It was an okay room and I dug it a lot. Up early,
peanut butter sandwich and apple (from home) and cooold milk and coffee for breakfast. I took Highway 104 to Las Vegas and drove for several hours in the dark and in the dawn without seeing any other vehicles. On to Taos, where Jim Z. walked into the coffee shop were we planned to meet about 2 minutes after I arrived. It was a good trip backpacking with Jim, except I fell out on the second day; actually I was pretty much fallen out the first day, but on the second day realized there was no way I could make it up that mountain in any sort of reasonable time. Jim was kind and helpful and in the end, it was a good trip.
The first night we camped on the side of a hill under some trees on land that turned out to be privately owned.
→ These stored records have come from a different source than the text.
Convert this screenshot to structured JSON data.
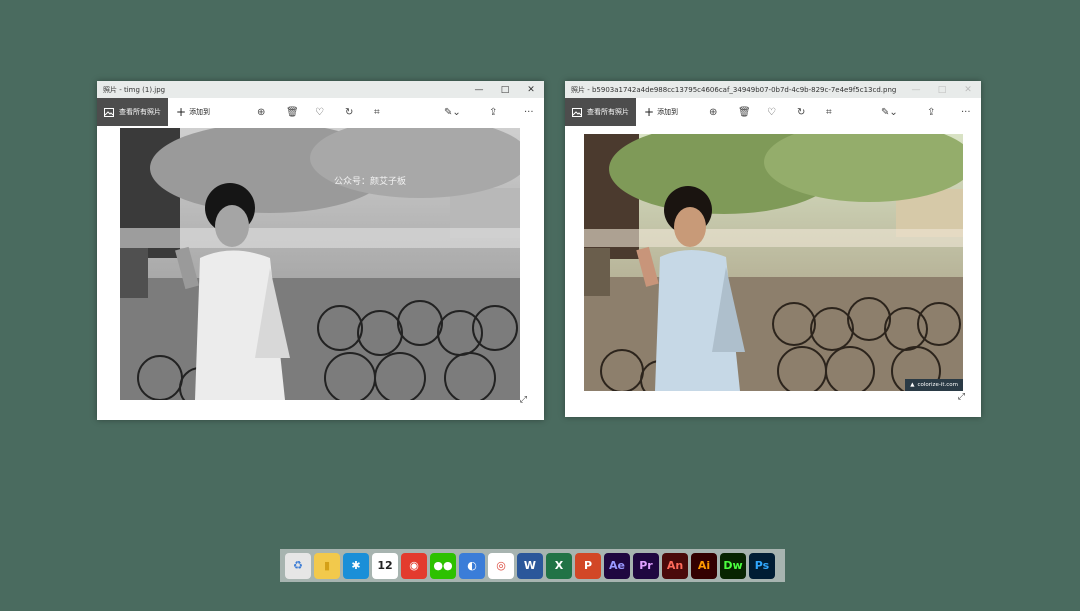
{
  "window1": {
    "title": "照片 - timg (1).jpg",
    "all_photos_label": "查看所有照片",
    "add_to_label": "添加到",
    "watermark": "公众号：颜艾子板",
    "image_desc": "grayscale photo"
  },
  "window2": {
    "title": "照片 - b5903a1742a4de988cc13795c4606caf_34949b07-0b7d-4c9b-829c-7e4e9f5c13cd.png",
    "all_photos_label": "查看所有照片",
    "add_to_label": "添加到",
    "badge_text": "colorize-it.com"
  },
  "window_controls": {
    "minimize": "—",
    "maximize": "□",
    "close": "✕"
  },
  "toolbar_icons": [
    "zoom-in-icon",
    "delete-icon",
    "heart-icon",
    "rotate-icon",
    "crop-icon",
    "edit-create-icon",
    "share-icon",
    "more-icon"
  ],
  "dock": [
    {
      "name": "recycle-bin",
      "label": "♻",
      "color": "#e6e6e6",
      "fg": "#3a7bd5"
    },
    {
      "name": "file-explorer",
      "label": "▮",
      "color": "#f2c94c",
      "fg": "#d4a017"
    },
    {
      "name": "app-star",
      "label": "✱",
      "color": "#1a8fd8",
      "fg": "#ffffff"
    },
    {
      "name": "calendar",
      "label": "12",
      "color": "#ffffff",
      "fg": "#222222"
    },
    {
      "name": "netease-music",
      "label": "◉",
      "color": "#e33b2e",
      "fg": "#ffffff"
    },
    {
      "name": "wechat",
      "label": "●●",
      "color": "#2dc100",
      "fg": "#ffffff"
    },
    {
      "name": "app-blue-circle",
      "label": "◐",
      "color": "#3b7dd8",
      "fg": "#ffffff"
    },
    {
      "name": "chrome",
      "label": "◎",
      "color": "#ffffff",
      "fg": "#db4437"
    },
    {
      "name": "word",
      "label": "W",
      "color": "#2b579a",
      "fg": "#ffffff"
    },
    {
      "name": "excel",
      "label": "X",
      "color": "#217346",
      "fg": "#ffffff"
    },
    {
      "name": "powerpoint",
      "label": "P",
      "color": "#d24726",
      "fg": "#ffffff"
    },
    {
      "name": "after-effects",
      "label": "Ae",
      "color": "#1f0740",
      "fg": "#9999ff"
    },
    {
      "name": "premiere",
      "label": "Pr",
      "color": "#1f0740",
      "fg": "#e0a0ff"
    },
    {
      "name": "animate",
      "label": "An",
      "color": "#4a0a0a",
      "fg": "#ff6a5a"
    },
    {
      "name": "illustrator",
      "label": "Ai",
      "color": "#330000",
      "fg": "#ff9a00"
    },
    {
      "name": "dreamweaver",
      "label": "Dw",
      "color": "#072401",
      "fg": "#4bff3f"
    },
    {
      "name": "photoshop",
      "label": "Ps",
      "color": "#001d34",
      "fg": "#31a8ff"
    }
  ]
}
Joe, the man who owned it drove up in his pickup, saying, “You need to explain yourselves.” “Uh-oh,” I thought, “I need to stay out of this conversation.” Jim talked with Joe, who said we were welcome to stay on his land as long as we didn’t have any animals with us and didn’t build a fire. The next two nights we camped
in a grove of large pines near a stream and then hiked out.
From New Mexico I headed to Colorado, where I hung out in Fort Collins and Boulder for a few days, waiting for Jeff. Happy me in those mountain towns where (unlike Dallas) I look pretty much like everyone else. That’s a real nice thing for me. Photo: CK & Dr. Love
Jeff got to the hotel around 1am and I awakened long enough to let him in, and slept through him eating, showering, arranging his gear.
The next day we drove to the festivalsite, where because of eagles nesting, camping alongside the river and under the trees next to the music had been changed to a treeless field far from any water and a 40 minute drive from the music. We camped kind of at the edge, near some other older people and a coffee and taco stand. A 20-something woman camping nearby attached herself to us and we had good times sitting around the campsite. When it came time to head to the music, the organizers had just one or two buses running and there about a hundred people clustered at the bus door, reminiscent of buses in Phnom Penh, except the buses there are spiffer. So we just spent several nice, though sunny days at the campsite.
The drive home was okay. I missed the turn-off at Raton Pass, so went a ways out of the way and once again drove many miles, this time on Highway 56/412 Springer to Clayton, without seeing another vehicle. Then I was again on Highway 87 Dalhart to Dumas and somewhere along the way there was a huge thunderstorm and I got off at a picnic area. I jumped out and ran through the rain (watching for rattlesnakes) to stand under the concrete cover over the picnic table, peeing into the torrent. Dash back to the car
to unleash the magic of the Campry, stretching out with my feet in the trunk and the rain pounding on the car roof and falling soundly into some of the best and dreamingest sleeping imaginable. Photo: CK & LK around 1970
Then that long cross-Texas drive and finally home and so glad to see Leslie and David. Several things were learned on this journey, including that I need to get it together on my physical status. To that end, I’ve resumed biking and walking and yesterday started at the Lakewood Gym. Another thing I learned was that Mike4 H. was right: the best way to Colorado is I35 through Oklahoma into Kansas to I70 on into Denver.